And getting a good picture of yourself is hard!  I apologize for the awkward poses and poor lighting/quality.

So the pattern is the Wiksten Tank and I HIGHLY recommend it.  It’s a very simple and straight forward top (no buttons, zippers or special materials needed).  It comes together quickly and the fit is pretty flattering for most people I imagine.  The loose bottom covers little tummies quite nicely!  Because it calls for french seams there are no unfinished exposed edges and this makes the top look neat and professional.  It’s definitely a good top to start with if you’re just delving into adult clothing sewing.

It’s funny though, I kept thinking that the tops were waaay too big.  I made a size small for my sister and I thought for sure that it was going to hang off her petite frame.  But it fit her perfectly!  When I made mine, it looked like a circus tent!  And I was a bit disappointed to find that it fit me perfectly too.  Hah!  I think that it just comes from only sewing tiny little toddler clothes, I didn’t realize how much fabric you need to cover an adult body.

Anyways, I’m kinda inspired to sew more for me!  Between the Sewing for Me series that Kojo Designs and Sewing in No Man’s Land hosted and Made by Rae’s Spring Top Sewalong, I feel like not only is it doable, but it’s important to take the time to create for yourself.  I’d love to make a top to enter in the Spring Top Sewalong, so I’ve got some work to do!  You guys have any great patterns for women’s tops that you’d recommend??  Do you like to sew for you?

Wiksten Tank in Ikat

So my selfish sewing didn’t go exactly the way I had planned.  I bought the Wiksten Tank pattern which I first saw (and loved) here and then I noticed it popping up everywhere!  It’s such a cute top and pretty flattering for different body types.

I bought this Ikat printed fabric, Amy Butler’s Kasbah in Midnight Blue from her Lark Collection.  I’ve noticed that Ikat style prints have gotten pretty popular and thought it’d be a fun springy top.

But then I decided to make it for my sister instead.  Oops!

I couldn’t help it.  She’s just so cute that I thought this would be perfect for her!

I think she likes it.  She better, because I sacrificed some super cute fabric that was supposed to be mine!

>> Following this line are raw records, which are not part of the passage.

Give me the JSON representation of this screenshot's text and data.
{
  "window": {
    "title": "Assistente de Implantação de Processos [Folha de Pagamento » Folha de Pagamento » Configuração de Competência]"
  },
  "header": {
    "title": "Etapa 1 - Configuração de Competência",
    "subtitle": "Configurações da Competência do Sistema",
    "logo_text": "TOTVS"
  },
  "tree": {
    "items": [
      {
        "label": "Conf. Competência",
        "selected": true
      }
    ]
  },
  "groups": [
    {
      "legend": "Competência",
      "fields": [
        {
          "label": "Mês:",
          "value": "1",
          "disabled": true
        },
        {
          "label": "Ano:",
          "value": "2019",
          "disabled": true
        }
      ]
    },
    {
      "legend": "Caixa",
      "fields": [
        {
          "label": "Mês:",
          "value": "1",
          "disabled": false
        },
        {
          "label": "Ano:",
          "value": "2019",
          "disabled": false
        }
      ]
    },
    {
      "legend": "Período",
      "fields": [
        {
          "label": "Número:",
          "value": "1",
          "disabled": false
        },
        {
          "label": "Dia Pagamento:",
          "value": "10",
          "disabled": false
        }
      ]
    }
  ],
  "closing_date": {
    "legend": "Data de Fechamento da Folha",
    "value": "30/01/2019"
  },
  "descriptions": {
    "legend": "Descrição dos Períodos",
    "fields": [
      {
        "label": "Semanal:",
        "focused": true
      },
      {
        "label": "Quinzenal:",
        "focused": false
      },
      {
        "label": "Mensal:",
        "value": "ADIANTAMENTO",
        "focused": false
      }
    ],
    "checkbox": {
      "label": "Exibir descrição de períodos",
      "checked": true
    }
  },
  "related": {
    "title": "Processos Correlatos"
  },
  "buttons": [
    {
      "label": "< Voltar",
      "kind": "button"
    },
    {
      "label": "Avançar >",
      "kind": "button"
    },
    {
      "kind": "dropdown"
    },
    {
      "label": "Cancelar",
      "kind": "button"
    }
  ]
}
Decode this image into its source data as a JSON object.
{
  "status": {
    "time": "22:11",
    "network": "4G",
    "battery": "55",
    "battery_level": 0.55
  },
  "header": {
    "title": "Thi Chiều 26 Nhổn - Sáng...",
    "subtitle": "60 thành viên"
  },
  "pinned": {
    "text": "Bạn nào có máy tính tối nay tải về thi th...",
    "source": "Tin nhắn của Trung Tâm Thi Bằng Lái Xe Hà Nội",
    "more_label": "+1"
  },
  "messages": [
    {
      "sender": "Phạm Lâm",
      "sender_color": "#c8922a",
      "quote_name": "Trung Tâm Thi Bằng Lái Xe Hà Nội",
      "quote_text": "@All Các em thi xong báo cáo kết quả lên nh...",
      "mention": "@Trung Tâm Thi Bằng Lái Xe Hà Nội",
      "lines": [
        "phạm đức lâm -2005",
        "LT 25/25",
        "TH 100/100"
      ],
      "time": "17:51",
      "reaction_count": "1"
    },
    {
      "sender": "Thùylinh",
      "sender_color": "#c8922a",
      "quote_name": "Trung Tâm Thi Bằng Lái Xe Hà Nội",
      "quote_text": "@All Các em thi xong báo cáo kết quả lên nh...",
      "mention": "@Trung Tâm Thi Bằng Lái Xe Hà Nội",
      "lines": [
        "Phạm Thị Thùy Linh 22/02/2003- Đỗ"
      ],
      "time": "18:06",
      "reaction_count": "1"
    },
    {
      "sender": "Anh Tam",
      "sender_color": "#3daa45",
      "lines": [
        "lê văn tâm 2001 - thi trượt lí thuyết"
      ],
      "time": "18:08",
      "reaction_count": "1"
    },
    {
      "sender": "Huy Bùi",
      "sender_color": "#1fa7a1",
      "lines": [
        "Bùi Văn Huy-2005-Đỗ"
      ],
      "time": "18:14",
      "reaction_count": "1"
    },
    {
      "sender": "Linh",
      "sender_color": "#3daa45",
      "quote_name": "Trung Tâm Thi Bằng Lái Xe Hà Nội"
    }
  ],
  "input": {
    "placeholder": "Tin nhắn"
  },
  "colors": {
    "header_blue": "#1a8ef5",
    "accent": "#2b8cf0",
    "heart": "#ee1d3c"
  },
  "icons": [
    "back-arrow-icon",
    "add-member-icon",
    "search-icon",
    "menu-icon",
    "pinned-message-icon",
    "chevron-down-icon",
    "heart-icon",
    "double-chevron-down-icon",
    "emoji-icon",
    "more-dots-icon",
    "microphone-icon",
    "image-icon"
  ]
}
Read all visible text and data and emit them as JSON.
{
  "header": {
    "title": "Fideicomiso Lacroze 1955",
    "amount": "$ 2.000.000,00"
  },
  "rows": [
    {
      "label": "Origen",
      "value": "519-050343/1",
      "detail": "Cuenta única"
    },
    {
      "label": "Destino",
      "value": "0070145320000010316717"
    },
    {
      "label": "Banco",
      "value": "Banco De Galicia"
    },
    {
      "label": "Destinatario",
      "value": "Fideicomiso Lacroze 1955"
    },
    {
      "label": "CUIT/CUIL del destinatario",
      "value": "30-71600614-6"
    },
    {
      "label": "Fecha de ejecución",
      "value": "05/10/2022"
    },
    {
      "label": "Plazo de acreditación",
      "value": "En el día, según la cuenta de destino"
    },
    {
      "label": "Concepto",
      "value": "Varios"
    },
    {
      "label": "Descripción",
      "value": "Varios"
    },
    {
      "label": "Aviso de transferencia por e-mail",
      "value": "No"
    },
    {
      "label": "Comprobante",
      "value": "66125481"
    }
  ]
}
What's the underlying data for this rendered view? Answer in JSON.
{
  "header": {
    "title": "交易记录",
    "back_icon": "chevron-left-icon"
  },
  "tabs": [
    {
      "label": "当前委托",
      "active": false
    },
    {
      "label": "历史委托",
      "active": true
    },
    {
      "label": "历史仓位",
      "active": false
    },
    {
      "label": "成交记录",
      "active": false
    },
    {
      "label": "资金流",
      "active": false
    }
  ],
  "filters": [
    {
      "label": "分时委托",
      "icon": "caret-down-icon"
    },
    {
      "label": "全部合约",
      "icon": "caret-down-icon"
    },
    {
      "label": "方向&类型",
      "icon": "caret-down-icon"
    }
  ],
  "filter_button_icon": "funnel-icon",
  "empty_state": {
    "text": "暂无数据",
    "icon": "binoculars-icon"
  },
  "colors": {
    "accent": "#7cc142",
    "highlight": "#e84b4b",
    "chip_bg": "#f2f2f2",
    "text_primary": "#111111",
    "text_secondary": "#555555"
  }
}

As for me, I’m making my own Wiksten tank, but I had a different idea for the fabric.  I’m almost done, but I’m not sure that I like it.  It was a little bit of a wild idea and I don’t think I can pull it off!  But we’ll see and if it’s not totally awful, I’ll show you later this week.